About 70 percent of people abusing illicit drugs are employed, according to the National Council for Alcoholism and Drug Dependence. Drug abuse and addiction costs employers about $81 billion annually, according to the council.

RELATED: Springfield mom indicted after daughter gets help during suspected OD

Employees in active addiction miss 10 work days for every one day missed by other employees and are only about two-thirds as productive as other employees, McKinley Hall CEO Wendy Doolittle said.

Companies who take action through drug testing, education and second chance programs can improve morale, decrease workplace accidents, reduce employee thefts and turnover and increase productivity, she said.

The Mental Health and Recovery Board of Clark, Greene and Champaign Counties was one of 17 Ohio communities recently selected to participate in the Working Partners Drug-Free Workforce Community Initiative.

RELATED: Overdose leads Springfield police to hotel with drugs, 3-year-old

The board received a $20,000 grant from the Ohio Department of Mental Health and Recovery Services to kick-start the program, said Tracey Stute, director of treatment, prevention and support for the recovery board. It will assist employers in creating drug-free policies, helping employees in need seek treatment and create second chance approaches, if applicable.

Five companies participated in drug-free workforce technical assistance training this week, Stute said. Another round of training will be available for five more companies later this year.

“The policies can affect the needs of your company,” Stute said. “It may be different for someone in manufacturing. That’s where policies can support practices.”

The coalition is planning four more forums this year with different groups, including faith leaders, schools and the general public.


Springfield churches unite to open recovery house for addicts

Drug, overdose epidemic never-ending battle for Springfield police

Overdose epidemic spreads, strains Springfield first responders

Demand for, debate over Narcan soars in Springfield

Clark County to charge addicts who OD and don’t seek treatment

Reader Comments ...

Next Up in Business

How to win an argument at work - or stop one before it starts
How to win an argument at work - or stop one before it starts

No one expects to navigate the work world without the occasional argument. And it's nice to "win" when you're in the right. »RELATED: Does birth order affect you in the workplace?
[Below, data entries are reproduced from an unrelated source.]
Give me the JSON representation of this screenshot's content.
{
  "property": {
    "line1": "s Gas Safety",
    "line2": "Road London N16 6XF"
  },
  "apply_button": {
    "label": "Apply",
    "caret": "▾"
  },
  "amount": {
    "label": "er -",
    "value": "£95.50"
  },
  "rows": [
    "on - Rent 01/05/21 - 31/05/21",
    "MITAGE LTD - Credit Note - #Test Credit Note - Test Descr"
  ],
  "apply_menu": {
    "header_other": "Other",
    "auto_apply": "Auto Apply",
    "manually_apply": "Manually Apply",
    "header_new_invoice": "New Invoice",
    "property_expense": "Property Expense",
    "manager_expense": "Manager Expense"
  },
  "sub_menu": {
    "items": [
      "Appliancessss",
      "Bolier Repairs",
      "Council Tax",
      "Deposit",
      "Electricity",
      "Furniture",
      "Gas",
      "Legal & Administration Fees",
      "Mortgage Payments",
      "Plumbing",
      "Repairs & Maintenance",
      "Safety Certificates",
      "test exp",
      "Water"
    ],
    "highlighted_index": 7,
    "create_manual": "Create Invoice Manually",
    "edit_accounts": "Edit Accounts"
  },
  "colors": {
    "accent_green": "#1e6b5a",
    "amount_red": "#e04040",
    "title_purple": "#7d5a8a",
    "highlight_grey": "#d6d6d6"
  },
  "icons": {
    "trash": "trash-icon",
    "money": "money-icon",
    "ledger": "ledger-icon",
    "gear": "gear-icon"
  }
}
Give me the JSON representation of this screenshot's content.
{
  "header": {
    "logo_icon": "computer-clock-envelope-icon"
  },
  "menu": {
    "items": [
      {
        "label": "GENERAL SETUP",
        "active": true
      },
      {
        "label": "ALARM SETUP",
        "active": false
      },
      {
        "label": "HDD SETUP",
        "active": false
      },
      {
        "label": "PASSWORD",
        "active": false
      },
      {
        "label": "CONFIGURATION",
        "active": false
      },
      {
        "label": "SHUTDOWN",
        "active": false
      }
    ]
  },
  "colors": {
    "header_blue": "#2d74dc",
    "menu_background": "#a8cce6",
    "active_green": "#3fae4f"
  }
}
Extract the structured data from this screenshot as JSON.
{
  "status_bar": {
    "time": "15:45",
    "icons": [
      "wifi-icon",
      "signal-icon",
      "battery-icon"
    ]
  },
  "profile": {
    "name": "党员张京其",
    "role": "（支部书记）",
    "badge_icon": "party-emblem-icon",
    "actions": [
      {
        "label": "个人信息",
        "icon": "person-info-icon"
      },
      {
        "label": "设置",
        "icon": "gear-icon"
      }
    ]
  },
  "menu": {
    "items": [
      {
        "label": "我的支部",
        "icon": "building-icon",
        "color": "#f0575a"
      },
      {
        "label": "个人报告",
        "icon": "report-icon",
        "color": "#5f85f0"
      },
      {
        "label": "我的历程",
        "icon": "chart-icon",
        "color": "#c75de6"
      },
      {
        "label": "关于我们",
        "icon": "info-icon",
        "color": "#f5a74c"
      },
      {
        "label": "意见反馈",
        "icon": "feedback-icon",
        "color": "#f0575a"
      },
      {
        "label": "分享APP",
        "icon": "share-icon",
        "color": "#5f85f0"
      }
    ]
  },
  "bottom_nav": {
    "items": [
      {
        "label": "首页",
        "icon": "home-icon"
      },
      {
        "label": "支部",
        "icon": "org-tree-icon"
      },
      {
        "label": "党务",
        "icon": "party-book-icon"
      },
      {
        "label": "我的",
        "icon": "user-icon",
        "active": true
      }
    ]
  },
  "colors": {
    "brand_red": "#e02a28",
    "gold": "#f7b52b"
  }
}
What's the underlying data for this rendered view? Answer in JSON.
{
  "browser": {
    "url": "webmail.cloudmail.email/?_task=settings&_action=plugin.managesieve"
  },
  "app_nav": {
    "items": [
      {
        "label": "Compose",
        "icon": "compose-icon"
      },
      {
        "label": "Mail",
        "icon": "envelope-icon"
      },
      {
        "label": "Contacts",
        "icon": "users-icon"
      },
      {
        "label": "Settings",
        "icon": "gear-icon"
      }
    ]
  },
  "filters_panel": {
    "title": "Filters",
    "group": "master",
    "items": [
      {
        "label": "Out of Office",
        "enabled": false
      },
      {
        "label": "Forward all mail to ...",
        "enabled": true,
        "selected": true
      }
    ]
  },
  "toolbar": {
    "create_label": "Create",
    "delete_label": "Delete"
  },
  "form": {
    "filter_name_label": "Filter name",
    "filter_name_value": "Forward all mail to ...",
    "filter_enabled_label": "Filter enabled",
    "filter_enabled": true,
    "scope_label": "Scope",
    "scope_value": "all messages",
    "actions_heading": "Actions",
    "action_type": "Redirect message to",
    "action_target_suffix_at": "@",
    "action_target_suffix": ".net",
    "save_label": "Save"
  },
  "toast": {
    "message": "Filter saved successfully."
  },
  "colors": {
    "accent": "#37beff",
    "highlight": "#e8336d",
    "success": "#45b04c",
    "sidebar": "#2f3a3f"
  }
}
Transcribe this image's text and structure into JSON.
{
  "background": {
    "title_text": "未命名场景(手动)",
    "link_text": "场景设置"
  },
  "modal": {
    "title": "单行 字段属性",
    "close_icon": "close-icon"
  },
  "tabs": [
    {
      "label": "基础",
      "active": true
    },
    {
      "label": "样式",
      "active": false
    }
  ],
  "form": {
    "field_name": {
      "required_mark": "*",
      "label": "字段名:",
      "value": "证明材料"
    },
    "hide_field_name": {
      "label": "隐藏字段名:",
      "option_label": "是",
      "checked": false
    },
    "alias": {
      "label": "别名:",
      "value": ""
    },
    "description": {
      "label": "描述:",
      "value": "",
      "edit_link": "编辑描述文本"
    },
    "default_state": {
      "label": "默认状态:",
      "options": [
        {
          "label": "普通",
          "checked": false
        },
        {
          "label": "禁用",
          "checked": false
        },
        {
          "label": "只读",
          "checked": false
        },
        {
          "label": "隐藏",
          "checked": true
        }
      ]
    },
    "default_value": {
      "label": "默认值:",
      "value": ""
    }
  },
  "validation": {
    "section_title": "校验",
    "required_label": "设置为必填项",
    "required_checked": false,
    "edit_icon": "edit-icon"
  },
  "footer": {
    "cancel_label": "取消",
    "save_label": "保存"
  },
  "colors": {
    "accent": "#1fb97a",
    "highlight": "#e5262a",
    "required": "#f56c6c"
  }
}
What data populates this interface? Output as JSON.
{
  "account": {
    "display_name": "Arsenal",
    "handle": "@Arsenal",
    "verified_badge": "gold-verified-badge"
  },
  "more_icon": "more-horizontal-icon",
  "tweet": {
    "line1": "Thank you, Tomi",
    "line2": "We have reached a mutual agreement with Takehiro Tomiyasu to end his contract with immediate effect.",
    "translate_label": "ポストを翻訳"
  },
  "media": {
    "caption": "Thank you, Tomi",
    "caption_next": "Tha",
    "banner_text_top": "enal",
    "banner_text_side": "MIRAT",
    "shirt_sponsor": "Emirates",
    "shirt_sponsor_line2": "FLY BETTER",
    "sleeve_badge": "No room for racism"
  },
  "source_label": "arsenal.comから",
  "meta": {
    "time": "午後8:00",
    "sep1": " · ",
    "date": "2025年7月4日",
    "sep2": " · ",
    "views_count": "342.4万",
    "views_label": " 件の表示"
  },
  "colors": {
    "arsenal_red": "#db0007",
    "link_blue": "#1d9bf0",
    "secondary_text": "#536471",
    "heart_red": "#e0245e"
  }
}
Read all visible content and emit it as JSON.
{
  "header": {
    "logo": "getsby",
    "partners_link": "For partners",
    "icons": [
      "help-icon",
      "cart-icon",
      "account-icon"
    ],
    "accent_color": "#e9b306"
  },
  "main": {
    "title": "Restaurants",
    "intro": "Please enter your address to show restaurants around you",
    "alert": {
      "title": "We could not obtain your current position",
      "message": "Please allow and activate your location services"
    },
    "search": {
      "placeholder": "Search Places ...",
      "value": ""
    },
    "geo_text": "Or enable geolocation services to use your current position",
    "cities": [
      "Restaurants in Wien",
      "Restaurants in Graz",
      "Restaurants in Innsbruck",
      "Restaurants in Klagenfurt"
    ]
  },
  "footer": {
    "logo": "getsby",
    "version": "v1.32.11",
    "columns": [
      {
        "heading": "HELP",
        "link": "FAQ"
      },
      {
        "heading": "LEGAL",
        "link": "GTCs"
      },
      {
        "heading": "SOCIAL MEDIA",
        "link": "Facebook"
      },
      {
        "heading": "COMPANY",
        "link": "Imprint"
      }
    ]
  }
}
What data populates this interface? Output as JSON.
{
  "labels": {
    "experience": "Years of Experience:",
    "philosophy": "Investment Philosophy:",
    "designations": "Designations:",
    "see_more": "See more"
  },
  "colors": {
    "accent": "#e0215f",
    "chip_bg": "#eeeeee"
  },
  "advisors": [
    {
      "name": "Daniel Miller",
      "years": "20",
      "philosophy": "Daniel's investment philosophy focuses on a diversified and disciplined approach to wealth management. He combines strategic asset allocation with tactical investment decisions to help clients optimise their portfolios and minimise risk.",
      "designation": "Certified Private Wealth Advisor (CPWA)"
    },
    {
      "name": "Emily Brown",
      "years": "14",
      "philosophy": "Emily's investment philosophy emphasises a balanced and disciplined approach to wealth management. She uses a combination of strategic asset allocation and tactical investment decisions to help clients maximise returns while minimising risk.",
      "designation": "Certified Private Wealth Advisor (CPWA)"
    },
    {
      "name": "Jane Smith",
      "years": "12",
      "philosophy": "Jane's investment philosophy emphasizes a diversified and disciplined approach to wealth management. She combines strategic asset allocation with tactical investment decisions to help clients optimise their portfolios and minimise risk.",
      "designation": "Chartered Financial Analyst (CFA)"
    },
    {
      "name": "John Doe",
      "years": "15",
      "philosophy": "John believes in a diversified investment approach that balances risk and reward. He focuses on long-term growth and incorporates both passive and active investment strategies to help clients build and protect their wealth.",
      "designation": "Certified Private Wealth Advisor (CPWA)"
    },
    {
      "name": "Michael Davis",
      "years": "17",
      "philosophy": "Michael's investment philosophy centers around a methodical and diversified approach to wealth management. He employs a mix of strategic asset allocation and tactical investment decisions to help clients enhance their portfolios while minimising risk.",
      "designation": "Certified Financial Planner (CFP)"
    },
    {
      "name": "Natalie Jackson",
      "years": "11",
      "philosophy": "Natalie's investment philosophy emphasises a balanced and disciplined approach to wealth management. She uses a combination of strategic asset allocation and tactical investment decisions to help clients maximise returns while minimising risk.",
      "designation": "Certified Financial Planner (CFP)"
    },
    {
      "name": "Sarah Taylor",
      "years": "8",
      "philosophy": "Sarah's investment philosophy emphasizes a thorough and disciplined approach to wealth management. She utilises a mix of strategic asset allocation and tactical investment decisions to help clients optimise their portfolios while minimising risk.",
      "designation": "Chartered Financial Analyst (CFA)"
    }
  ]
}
But what really matters more than besting your manager or co-workers in an argument is how you handle the conflicts that are an inevitable part of work, ...
8 easy, money-making side gigs for teens 
8 easy, money-making side gigs for teens 

Whether it's the teen who'd like extra money for things like clothes or gas or a parent who'd like to see their high school or college-aged child get off the couch when school’s out, a part-time job can be a wonderful thing. »RELATED: Apple hiring for work from home positions Of course, child labor laws dictate how young is too young...
Macy’s ‘fine-tuning’ staffing at some stores
Macy’s ‘fine-tuning’ staffing at some stores

No Macy’s stores will close in the Dayton region in the near future, but staff changes could occur, according to a company spokeswoman. “We are fine-tuning our staffing needs in some of our smaller stores to better tailor our in-store resources with business needs and expectations, while providing the best possible customer service experience...
Walmart reportedly cutting more than 1,000 jobs
Walmart reportedly cutting more than 1,000 jobs

Retail giant Wal-Mart Stores Inc. is reportedly cutting more than 1,000 corporate jobs. The Wall Street Journal reported the retailer is cutting jobs at its headquarters, which comes as Walmart announced its store workers will receive raises and bonuses. Walmart employs more than 1.5 million people in the U.S., plans to cut more than 1,000 corporate...
Ohio-built Accord named car of the year
Ohio-built Accord named car of the year

A sedan built by workers in Marysville was named the 2018 Car of the Year, the third year in a row a Honda model has received the award. The 2018 Honda Accord, which began rolling off the assembly line in Marysville last year, beat out the Kia Stinger and Toyota Camry to claim the honor. RELATED: Honda, major Clark County...
More Stories